Bert Wylen

A wind mill harnesses the power of the wind to lift water from an underground source to the surface, where it flows either directly into fields or into storage tanks. Invented in Connecticut in 1854 by Daniel Halladay, the American version of the windmill could lift water from hundreds of feet below the surface.

Windmills have served agricultural and industrial needs for at least 2,000 years.


Some modern windmill manufacturers include Aermotor, Dempster and Baker Monitor.

Because of the efficiency of a modified version about 30 years later, windmills' design has been virtually unchanged ever since. As long as a property has a ground-water supply and sufficient wind to turn the windmill, use of the technology is possible.

  1. Locate the best site for your windmill. A windmill should stand a minimum of 25 feet above anything that could obstruct the wind, with at least 150 feet of clearance all around it. Next, find out average wind speed for your area. This can be done by simply calling a local airport or weather station. Or you can set up an anemometer, or wind odometer, to measure wind speed and volume over the course of a year, measure the number of miles of wind that blows past your property, then divide that figure by the total number of hours it ran to get the average wind speed for your site.

  2. Find a reputable well driller. If the driller predicts that water will be found too far away from your optimal windmill location, you may either need to compromise or drop the project altogether. A small, non-commercial windmill pumps only 3 to 5 gallons of water per minute, but your concern is with “drawdown,” which is the rate at which the pump will lower the water level in the well. If the refreshment rate, which is the amount of water flowing into the well, at least equals the amount of water being drawn, the windmill is viable.

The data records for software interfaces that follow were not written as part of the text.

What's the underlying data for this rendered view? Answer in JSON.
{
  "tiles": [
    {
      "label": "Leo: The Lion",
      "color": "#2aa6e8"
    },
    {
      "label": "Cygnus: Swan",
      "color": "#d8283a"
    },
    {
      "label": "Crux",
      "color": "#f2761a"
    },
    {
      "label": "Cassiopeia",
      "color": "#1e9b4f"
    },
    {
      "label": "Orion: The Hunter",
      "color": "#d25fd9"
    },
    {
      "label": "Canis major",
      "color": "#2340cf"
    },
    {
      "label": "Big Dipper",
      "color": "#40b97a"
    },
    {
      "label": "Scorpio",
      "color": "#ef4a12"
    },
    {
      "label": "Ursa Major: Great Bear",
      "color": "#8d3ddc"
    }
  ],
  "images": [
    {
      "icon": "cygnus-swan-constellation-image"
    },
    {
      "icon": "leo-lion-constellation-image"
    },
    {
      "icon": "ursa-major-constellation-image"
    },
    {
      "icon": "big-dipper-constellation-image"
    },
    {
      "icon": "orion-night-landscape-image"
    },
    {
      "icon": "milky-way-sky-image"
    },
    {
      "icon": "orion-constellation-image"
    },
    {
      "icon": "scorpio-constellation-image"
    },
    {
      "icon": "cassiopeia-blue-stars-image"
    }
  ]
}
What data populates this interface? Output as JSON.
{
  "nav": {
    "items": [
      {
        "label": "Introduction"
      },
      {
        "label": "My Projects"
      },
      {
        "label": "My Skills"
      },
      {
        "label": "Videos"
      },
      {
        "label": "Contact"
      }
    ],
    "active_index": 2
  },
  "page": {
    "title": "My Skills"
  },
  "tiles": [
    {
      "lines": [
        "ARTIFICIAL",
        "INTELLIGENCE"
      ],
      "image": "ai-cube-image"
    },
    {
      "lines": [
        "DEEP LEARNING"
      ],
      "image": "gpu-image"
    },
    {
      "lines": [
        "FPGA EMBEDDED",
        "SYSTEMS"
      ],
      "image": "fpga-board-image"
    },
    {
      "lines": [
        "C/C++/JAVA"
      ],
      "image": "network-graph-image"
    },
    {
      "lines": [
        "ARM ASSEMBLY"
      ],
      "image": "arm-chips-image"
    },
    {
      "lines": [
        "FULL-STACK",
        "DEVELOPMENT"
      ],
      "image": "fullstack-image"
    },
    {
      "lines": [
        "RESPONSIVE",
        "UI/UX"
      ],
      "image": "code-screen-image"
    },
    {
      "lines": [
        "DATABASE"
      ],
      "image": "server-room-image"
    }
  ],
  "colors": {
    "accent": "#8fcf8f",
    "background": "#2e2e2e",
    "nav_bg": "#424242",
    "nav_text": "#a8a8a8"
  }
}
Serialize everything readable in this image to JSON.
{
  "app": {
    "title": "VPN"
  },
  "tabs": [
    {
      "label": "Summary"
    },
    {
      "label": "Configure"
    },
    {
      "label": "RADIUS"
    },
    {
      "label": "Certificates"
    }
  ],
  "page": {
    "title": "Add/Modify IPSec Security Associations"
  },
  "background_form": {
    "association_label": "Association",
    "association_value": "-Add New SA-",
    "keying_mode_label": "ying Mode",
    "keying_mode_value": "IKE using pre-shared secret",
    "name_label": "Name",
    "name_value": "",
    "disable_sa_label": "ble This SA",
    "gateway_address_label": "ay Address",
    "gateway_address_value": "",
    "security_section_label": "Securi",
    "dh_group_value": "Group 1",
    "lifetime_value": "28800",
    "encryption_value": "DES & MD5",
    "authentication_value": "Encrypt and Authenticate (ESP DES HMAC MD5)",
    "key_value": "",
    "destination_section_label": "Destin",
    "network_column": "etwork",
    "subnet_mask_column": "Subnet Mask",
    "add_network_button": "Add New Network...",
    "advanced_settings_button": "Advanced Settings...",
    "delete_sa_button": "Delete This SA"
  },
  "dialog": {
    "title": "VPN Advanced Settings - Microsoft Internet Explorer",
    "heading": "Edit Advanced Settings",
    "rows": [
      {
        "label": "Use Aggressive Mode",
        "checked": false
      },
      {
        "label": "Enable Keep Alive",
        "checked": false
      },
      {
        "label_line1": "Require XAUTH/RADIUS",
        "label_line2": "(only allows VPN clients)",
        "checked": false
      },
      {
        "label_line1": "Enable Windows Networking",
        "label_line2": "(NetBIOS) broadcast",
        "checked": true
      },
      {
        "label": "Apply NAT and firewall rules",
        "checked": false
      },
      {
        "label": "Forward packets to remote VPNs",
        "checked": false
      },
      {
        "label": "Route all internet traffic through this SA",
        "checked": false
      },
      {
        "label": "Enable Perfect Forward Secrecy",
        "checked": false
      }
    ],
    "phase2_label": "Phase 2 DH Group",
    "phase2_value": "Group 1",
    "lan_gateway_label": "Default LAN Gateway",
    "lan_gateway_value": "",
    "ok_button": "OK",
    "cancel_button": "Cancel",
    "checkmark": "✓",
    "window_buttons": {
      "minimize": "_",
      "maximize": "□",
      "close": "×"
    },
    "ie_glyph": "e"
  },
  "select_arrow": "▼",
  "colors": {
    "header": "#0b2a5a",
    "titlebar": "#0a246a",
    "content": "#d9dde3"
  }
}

  3. Install your windmill. While windmills fell out of favor when electricity became plentiful, they've made a comeback, with literally hundreds of thousands of them now operating all over the world. If your budget won't allow for a new one, thousands of used windmills are available; you'll find them in advertisements in farm journals and online. Spare parts will almost certainly be needed, and are available from windmill manufacturers or even made to specification by a machine shop.